# Aim of the task
In the following listing, find the lines containing "time" and report them.

# Provided records
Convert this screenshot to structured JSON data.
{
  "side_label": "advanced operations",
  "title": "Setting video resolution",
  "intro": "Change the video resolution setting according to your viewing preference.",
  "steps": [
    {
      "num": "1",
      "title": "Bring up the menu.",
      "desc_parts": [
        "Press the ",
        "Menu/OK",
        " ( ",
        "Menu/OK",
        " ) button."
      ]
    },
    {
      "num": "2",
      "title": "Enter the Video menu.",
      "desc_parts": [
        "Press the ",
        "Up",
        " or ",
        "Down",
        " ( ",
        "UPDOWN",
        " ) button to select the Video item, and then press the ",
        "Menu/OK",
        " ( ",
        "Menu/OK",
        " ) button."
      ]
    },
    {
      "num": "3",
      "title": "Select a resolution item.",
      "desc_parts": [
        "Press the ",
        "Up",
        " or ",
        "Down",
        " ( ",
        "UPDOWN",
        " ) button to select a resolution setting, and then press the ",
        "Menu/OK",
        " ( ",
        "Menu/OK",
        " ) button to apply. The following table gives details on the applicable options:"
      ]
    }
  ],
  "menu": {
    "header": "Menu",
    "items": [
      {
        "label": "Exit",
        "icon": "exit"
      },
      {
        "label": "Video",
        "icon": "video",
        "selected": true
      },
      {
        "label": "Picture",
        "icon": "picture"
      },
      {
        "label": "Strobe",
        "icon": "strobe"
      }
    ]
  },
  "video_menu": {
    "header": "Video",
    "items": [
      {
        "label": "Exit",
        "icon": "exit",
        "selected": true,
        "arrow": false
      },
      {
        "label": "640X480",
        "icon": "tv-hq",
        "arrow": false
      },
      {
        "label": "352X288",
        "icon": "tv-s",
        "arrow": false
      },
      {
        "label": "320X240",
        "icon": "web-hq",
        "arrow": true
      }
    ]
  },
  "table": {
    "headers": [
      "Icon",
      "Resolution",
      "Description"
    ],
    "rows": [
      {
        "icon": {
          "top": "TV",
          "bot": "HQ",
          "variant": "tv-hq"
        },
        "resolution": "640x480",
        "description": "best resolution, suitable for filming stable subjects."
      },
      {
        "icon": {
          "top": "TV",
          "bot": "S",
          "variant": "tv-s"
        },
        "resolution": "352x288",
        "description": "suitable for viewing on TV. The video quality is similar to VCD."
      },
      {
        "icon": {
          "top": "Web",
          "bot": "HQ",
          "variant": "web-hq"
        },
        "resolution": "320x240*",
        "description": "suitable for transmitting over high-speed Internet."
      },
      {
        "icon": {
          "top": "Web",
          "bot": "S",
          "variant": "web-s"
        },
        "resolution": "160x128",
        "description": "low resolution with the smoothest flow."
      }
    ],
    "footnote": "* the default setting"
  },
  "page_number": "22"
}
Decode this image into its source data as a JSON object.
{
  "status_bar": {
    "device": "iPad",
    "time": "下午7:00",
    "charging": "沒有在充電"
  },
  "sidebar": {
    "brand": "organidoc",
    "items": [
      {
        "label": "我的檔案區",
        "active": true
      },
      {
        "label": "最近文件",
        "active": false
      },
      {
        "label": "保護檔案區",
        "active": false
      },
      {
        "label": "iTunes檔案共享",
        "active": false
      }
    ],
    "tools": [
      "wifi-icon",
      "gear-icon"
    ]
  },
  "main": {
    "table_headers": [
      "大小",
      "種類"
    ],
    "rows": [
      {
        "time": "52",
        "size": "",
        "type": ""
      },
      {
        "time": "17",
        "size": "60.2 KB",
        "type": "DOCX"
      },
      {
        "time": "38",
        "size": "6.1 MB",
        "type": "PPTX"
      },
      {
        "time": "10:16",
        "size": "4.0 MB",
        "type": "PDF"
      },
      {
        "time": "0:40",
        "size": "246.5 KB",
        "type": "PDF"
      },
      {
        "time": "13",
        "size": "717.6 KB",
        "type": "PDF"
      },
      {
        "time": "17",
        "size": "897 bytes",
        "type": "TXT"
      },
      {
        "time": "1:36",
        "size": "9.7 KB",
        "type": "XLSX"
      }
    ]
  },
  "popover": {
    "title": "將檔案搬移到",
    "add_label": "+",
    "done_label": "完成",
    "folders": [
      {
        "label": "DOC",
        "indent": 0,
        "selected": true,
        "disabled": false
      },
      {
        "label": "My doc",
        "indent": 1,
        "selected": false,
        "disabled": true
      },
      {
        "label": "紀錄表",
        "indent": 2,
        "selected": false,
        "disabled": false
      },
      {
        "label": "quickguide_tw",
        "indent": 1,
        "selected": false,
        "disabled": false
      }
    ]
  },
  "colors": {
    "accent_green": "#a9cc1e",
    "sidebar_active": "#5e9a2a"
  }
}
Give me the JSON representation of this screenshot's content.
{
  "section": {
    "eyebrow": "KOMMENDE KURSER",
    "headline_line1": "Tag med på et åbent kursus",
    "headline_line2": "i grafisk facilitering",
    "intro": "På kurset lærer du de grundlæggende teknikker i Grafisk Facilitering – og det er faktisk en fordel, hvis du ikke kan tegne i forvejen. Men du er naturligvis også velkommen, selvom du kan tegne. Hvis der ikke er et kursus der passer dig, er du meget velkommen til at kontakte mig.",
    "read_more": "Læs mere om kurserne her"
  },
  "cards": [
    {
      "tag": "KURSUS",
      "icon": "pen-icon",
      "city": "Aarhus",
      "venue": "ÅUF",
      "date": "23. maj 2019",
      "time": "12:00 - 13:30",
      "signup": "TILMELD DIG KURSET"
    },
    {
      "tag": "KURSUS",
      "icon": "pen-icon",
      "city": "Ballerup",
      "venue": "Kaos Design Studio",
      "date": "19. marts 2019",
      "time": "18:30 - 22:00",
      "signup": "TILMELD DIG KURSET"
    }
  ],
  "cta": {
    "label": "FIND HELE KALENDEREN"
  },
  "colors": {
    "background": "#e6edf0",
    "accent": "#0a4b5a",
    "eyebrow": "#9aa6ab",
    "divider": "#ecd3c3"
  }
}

# Answer space
    "time": "下午7:00",
        "time": "52",
        "time": "17",
        "time": "38",
        "time": "10:16",
        "time": "0:40",
        "time": "13",
        "time": "17",
        "time": "1:36",
      "time": "12:00 - 13:30",
      "time": "18:30 - 22:00",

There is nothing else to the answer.